* [How to complete this task] Every line of the listing must be repeated in the answer without alteration.

##### Records supplied #####

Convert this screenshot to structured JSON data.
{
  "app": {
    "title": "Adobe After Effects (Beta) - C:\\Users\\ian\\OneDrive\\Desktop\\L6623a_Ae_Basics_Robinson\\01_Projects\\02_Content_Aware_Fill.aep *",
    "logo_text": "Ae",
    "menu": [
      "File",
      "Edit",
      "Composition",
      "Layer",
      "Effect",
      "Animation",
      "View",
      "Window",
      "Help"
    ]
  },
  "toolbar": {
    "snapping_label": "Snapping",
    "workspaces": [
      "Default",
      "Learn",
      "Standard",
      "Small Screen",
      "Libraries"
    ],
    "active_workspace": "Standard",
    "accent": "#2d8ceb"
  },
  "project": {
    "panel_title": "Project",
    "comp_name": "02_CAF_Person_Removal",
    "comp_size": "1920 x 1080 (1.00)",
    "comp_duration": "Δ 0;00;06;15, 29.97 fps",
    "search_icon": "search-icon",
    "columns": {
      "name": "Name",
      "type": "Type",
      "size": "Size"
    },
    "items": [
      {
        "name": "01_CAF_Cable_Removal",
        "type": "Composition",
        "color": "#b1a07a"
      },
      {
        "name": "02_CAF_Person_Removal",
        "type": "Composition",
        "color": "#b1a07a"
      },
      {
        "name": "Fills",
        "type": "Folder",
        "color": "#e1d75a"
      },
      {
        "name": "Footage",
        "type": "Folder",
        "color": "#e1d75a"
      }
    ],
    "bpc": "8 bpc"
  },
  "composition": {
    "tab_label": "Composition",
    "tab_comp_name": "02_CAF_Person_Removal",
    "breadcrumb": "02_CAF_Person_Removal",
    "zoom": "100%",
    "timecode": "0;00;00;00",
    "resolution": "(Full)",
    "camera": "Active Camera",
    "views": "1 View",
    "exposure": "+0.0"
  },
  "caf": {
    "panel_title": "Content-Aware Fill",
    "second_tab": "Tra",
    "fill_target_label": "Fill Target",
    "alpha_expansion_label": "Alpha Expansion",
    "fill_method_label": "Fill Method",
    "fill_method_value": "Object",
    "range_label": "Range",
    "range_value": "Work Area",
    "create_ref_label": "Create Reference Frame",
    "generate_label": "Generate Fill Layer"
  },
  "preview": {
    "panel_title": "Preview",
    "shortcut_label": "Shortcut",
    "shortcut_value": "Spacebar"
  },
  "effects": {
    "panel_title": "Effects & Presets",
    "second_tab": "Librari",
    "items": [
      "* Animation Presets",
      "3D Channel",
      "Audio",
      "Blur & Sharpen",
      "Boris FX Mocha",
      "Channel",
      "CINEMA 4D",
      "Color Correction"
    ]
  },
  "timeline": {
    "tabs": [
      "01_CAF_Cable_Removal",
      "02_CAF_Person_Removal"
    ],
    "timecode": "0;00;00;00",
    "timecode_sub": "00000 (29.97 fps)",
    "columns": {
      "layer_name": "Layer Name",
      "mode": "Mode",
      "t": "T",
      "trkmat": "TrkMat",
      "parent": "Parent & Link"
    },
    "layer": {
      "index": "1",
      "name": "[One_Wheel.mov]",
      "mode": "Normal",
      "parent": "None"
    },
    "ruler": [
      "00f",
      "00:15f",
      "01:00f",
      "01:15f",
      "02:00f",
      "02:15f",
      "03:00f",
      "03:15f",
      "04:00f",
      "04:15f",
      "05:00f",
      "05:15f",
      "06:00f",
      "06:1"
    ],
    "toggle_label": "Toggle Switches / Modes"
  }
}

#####

* [Written answer]
Convert this screenshot to structured JSON data.
{
  "app": {
    "title": "Adobe After Effects (Beta) - C:\\Users\\ian\\OneDrive\\Desktop\\L6623a_Ae_Basics_Robinson\\01_Projects\\02_Content_Aware_Fill.aep *",
    "logo_text": "Ae",
    "menu": [
      "File",
      "Edit",
      "Composition",
      "Layer",
      "Effect",
      "Animation",
      "View",
      "Window",
      "Help"
    ]
  },
  "toolbar": {
    "snapping_label": "Snapping",
    "workspaces": [
      "Default",
      "Learn",
      "Standard",
      "Small Screen",
      "Libraries"
    ],
    "active_workspace": "Standard",
    "accent": "#2d8ceb"
  },
  "project": {
    "panel_title": "Project",
    "comp_name": "02_CAF_Person_Removal",
    "comp_size": "1920 x 1080 (1.00)",
    "comp_duration": "Δ 0;00;06;15, 29.97 fps",
    "search_icon": "search-icon",
    "columns": {
      "name": "Name",
      "type": "Type",
      "size": "Size"
    },
    "items": [
      {
        "name": "01_CAF_Cable_Removal",
        "type": "Composition",
        "color": "#b1a07a"
      },
      {
        "name": "02_CAF_Person_Removal",
        "type": "Composition",
        "color": "#b1a07a"
      },
      {
        "name": "Fills",
        "type": "Folder",
        "color": "#e1d75a"
      },
      {
        "name": "Footage",
        "type": "Folder",
        "color": "#e1d75a"
      }
    ],
    "bpc": "8 bpc"
  },
  "composition": {
    "tab_label": "Composition",
    "tab_comp_name": "02_CAF_Person_Removal",
    "breadcrumb": "02_CAF_Person_Removal",
    "zoom": "100%",
    "timecode": "0;00;00;00",
    "resolution": "(Full)",
    "camera": "Active Camera",
    "views": "1 View",
    "exposure": "+0.0"
  },
  "caf": {
    "panel_title": "Content-Aware Fill",
    "second_tab": "Tra",
    "fill_target_label": "Fill Target",
    "alpha_expansion_label": "Alpha Expansion",
    "fill_method_label": "Fill Method",
    "fill_method_value": "Object",
    "range_label": "Range",
    "range_value": "Work Area",
    "create_ref_label": "Create Reference Frame",
    "generate_label": "Generate Fill Layer"
  },
  "preview": {
    "panel_title": "Preview",
    "shortcut_label": "Shortcut",
    "shortcut_value": "Spacebar"
  },
  "effects": {
    "panel_title": "Effects & Presets",
    "second_tab": "Librari",
    "items": [
      "* Animation Presets",
      "3D Channel",
      "Audio",
      "Blur & Sharpen",
      "Boris FX Mocha",
      "Channel",
      "CINEMA 4D",
      "Color Correction"
    ]
  },
  "timeline": {
    "tabs": [
      "01_CAF_Cable_Removal",
      "02_CAF_Person_Removal"
    ],
    "timecode": "0;00;00;00",
    "timecode_sub": "00000 (29.97 fps)",
    "columns": {
      "layer_name": "Layer Name",
      "mode": "Mode",
      "t": "T",
      "trkmat": "TrkMat",
      "parent": "Parent & Link"
    },
    "layer": {
      "index": "1",
      "name": "[One_Wheel.mov]",
      "mode": "Normal",
      "parent": "None"
    },
    "ruler": [
      "00f",
      "00:15f",
      "01:00f",
      "01:15f",
      "02:00f",
      "02:15f",
      "03:00f",
      "03:15f",
      "04:00f",
      "04:15f",
      "05:00f",
      "05:15f",
      "06:00f",
      "06:1"
    ],
    "toggle_label": "Toggle Switches / Modes"
  }
}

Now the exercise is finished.